_To do:_
Please set down the entries below once more, exactly.

_Data provided:_

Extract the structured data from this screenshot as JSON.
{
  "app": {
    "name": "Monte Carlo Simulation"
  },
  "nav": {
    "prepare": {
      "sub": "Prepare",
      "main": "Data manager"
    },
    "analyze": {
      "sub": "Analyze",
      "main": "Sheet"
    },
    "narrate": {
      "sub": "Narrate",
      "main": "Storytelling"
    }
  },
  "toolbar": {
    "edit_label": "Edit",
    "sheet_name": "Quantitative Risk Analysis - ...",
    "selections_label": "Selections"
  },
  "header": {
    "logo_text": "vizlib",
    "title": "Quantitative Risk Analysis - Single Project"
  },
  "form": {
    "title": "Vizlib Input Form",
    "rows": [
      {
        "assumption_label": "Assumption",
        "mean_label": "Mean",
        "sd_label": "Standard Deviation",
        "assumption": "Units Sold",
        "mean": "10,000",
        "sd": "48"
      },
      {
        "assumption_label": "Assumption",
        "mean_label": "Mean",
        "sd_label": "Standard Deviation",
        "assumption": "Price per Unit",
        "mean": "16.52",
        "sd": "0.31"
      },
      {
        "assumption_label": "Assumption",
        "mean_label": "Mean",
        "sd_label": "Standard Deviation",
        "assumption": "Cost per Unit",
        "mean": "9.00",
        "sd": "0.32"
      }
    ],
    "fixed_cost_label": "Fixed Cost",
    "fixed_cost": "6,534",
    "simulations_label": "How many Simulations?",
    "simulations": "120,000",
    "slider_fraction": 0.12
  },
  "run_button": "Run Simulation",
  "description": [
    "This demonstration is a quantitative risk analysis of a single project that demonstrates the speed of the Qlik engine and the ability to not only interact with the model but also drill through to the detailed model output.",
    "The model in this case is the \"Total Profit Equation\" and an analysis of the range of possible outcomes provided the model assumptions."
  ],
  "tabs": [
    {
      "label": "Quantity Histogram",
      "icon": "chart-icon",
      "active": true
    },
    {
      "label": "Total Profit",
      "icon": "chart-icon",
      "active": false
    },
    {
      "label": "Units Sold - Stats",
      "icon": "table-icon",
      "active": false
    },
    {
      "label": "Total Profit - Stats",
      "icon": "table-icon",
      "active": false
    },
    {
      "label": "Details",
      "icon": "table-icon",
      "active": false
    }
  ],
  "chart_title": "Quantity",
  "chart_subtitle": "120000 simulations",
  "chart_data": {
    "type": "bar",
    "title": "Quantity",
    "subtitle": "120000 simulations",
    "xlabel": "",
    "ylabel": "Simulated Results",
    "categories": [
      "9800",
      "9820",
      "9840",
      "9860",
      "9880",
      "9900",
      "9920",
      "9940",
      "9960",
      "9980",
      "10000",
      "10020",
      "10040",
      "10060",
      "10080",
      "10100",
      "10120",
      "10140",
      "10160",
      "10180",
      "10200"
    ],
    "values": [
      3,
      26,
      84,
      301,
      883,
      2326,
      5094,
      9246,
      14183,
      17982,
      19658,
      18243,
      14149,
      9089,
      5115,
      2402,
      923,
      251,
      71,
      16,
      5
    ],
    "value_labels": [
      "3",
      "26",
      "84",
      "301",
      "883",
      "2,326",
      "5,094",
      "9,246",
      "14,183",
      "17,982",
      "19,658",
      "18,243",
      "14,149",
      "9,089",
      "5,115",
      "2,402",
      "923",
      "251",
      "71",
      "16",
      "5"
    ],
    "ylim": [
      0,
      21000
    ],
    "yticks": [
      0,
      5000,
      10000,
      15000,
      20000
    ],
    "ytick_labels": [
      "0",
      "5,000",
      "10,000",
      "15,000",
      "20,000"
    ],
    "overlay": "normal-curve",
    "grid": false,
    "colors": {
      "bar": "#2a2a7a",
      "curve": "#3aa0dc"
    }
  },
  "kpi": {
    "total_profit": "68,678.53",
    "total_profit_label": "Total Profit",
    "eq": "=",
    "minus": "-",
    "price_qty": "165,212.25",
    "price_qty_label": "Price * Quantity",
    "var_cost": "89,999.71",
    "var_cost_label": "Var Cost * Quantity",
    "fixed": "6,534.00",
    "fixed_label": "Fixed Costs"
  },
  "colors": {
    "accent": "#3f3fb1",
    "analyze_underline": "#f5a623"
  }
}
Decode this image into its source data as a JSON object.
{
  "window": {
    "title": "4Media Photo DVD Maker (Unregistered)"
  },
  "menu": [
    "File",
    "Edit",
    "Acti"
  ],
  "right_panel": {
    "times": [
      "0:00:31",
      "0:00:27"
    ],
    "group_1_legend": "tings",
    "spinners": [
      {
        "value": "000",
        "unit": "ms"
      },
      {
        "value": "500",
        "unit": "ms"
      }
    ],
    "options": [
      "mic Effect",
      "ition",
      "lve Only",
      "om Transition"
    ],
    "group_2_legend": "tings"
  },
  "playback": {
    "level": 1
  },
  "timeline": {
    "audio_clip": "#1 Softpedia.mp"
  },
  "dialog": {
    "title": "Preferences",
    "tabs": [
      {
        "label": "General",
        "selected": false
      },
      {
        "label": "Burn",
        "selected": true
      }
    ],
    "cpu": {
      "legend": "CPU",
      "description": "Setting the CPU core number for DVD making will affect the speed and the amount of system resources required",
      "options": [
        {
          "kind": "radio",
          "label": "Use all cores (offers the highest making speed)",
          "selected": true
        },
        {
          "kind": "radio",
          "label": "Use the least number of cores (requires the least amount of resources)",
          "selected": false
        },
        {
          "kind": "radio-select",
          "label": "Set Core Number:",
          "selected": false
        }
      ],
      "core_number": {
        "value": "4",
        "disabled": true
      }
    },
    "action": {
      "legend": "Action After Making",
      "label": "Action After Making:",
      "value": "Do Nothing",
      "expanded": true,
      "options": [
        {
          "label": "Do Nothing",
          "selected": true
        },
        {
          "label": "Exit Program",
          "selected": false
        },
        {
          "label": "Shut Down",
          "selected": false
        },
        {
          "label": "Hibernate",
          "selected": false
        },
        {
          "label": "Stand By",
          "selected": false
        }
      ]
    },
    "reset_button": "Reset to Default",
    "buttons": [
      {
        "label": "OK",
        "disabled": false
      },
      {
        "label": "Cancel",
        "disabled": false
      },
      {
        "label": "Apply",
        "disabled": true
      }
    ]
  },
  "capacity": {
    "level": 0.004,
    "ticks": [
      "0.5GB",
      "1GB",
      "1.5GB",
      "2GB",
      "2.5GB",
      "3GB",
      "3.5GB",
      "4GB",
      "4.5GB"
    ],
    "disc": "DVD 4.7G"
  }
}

_Answer area:_
Extract the structured data from this screenshot as JSON.
{
  "app": {
    "name": "Monte Carlo Simulation"
  },
  "nav": {
    "prepare": {
      "sub": "Prepare",
      "main": "Data manager"
    },
    "analyze": {
      "sub": "Analyze",
      "main": "Sheet"
    },
    "narrate": {
      "sub": "Narrate",
      "main": "Storytelling"
    }
  },
  "toolbar": {
    "edit_label": "Edit",
    "sheet_name": "Quantitative Risk Analysis - ...",
    "selections_label": "Selections"
  },
  "header": {
    "logo_text": "vizlib",
    "title": "Quantitative Risk Analysis - Single Project"
  },
  "form": {
    "title": "Vizlib Input Form",
    "rows": [
      {
        "assumption_label": "Assumption",
        "mean_label": "Mean",
        "sd_label": "Standard Deviation",
        "assumption": "Units Sold",
        "mean": "10,000",
        "sd": "48"
      },
      {
        "assumption_label": "Assumption",
        "mean_label": "Mean",
        "sd_label": "Standard Deviation",
        "assumption": "Price per Unit",
        "mean": "16.52",
        "sd": "0.31"
      },
      {
        "assumption_label": "Assumption",
        "mean_label": "Mean",
        "sd_label": "Standard Deviation",
        "assumption": "Cost per Unit",
        "mean": "9.00",
        "sd": "0.32"
      }
    ],
    "fixed_cost_label": "Fixed Cost",
    "fixed_cost": "6,534",
    "simulations_label": "How many Simulations?",
    "simulations": "120,000",
    "slider_fraction": 0.12
  },
  "run_button": "Run Simulation",
  "description": [
    "This demonstration is a quantitative risk analysis of a single project that demonstrates the speed of the Qlik engine and the ability to not only interact with the model but also drill through to the detailed model output.",
    "The model in this case is the \"Total Profit Equation\" and an analysis of the range of possible outcomes provided the model assumptions."
  ],
  "tabs": [
    {
      "label": "Quantity Histogram",
      "icon": "chart-icon",
      "active": true
    },
    {
      "label": "Total Profit",
      "icon": "chart-icon",
      "active": false
    },
    {
      "label": "Units Sold - Stats",
      "icon": "table-icon",
      "active": false
    },
    {
      "label": "Total Profit - Stats",
      "icon": "table-icon",
      "active": false
    },
    {
      "label": "Details",
      "icon": "table-icon",
      "active": false
    }
  ],
  "chart_title": "Quantity",
  "chart_subtitle": "120000 simulations",
  "chart_data": {
    "type": "bar",
    "title": "Quantity",
    "subtitle": "120000 simulations",
    "xlabel": "",
    "ylabel": "Simulated Results",
    "categories": [
      "9800",
      "9820",
      "9840",
      "9860",
      "9880",
      "9900",
      "9920",
      "9940",
      "9960",
      "9980",
      "10000",
      "10020",
      "10040",
      "10060",
      "10080",
      "10100",
      "10120",
      "10140",
      "10160",
      "10180",
      "10200"
    ],
    "values": [
      3,
      26,
      84,
      301,
      883,
      2326,
      5094,
      9246,
      14183,
      17982,
      19658,
      18243,
      14149,
      9089,
      5115,
      2402,
      923,
      251,
      71,
      16,
      5
    ],
    "value_labels": [
      "3",
      "26",
      "84",
      "301",
      "883",
      "2,326",
      "5,094",
      "9,246",
      "14,183",
      "17,982",
      "19,658",
      "18,243",
      "14,149",
      "9,089",
      "5,115",
      "2,402",
      "923",
      "251",
      "71",
      "16",
      "5"
    ],
    "ylim": [
      0,
      21000
    ],
    "yticks": [
      0,
      5000,
      10000,
      15000,
      20000
    ],
    "ytick_labels": [
      "0",
      "5,000",
      "10,000",
      "15,000",
      "20,000"
    ],
    "overlay": "normal-curve",
    "grid": false,
    "colors": {
      "bar": "#2a2a7a",
      "curve": "#3aa0dc"
    }
  },
  "kpi": {
    "total_profit": "68,678.53",
    "total_profit_label": "Total Profit",
    "eq": "=",
    "minus": "-",
    "price_qty": "165,212.25",
    "price_qty_label": "Price * Quantity",
    "var_cost": "89,999.71",
    "var_cost_label": "Var Cost * Quantity",
    "fixed": "6,534.00",
    "fixed_label": "Fixed Costs"
  },
  "colors": {
    "accent": "#3f3fb1",
    "analyze_underline": "#f5a623"
  }
}
Decode this image into its source data as a JSON object.
{
  "window": {
    "title": "4Media Photo DVD Maker (Unregistered)"
  },
  "menu": [
    "File",
    "Edit",
    "Acti"
  ],
  "right_panel": {
    "times": [
      "0:00:31",
      "0:00:27"
    ],
    "group_1_legend": "tings",
    "spinners": [
      {
        "value": "000",
        "unit": "ms"
      },
      {
        "value": "500",
        "unit": "ms"
      }
    ],
    "options": [
      "mic Effect",
      "ition",
      "lve Only",
      "om Transition"
    ],
    "group_2_legend": "tings"
  },
  "playback": {
    "level": 1
  },
  "timeline": {
    "audio_clip": "#1 Softpedia.mp"
  },
  "dialog": {
    "title": "Preferences",
    "tabs": [
      {
        "label": "General",
        "selected": false
      },
      {
        "label": "Burn",
        "selected": true
      }
    ],
    "cpu": {
      "legend": "CPU",
      "description": "Setting the CPU core number for DVD making will affect the speed and the amount of system resources required",
      "options": [
        {
          "kind": "radio",
          "label": "Use all cores (offers the highest making speed)",
          "selected": true
        },
        {
          "kind": "radio",
          "label": "Use the least number of cores (requires the least amount of resources)",
          "selected": false
        },
        {
          "kind": "radio-select",
          "label": "Set Core Number:",
          "selected": false
        }
      ],
      "core_number": {
        "value": "4",
        "disabled": true
      }
    },
    "action": {
      "legend": "Action After Making",
      "label": "Action After Making:",
      "value": "Do Nothing",
      "expanded": true,
      "options": [
        {
          "label": "Do Nothing",
          "selected": true
        },
        {
          "label": "Exit Program",
          "selected": false
        },
        {
          "label": "Shut Down",
          "selected": false
        },
        {
          "label": "Hibernate",
          "selected": false
        },
        {
          "label": "Stand By",
          "selected": false
        }
      ]
    },
    "reset_button": "Reset to Default",
    "buttons": [
      {
        "label": "OK",
        "disabled": false
      },
      {
        "label": "Cancel",
        "disabled": false
      },
      {
        "label": "Apply",
        "disabled": true
      }
    ]
  },
  "capacity": {
    "level": 0.004,
    "ticks": [
      "0.5GB",
      "1GB",
      "1.5GB",
      "2GB",
      "2.5GB",
      "3GB",
      "3.5GB",
      "4GB",
      "4.5GB"
    ],
    "disc": "DVD 4.7G"
  }
}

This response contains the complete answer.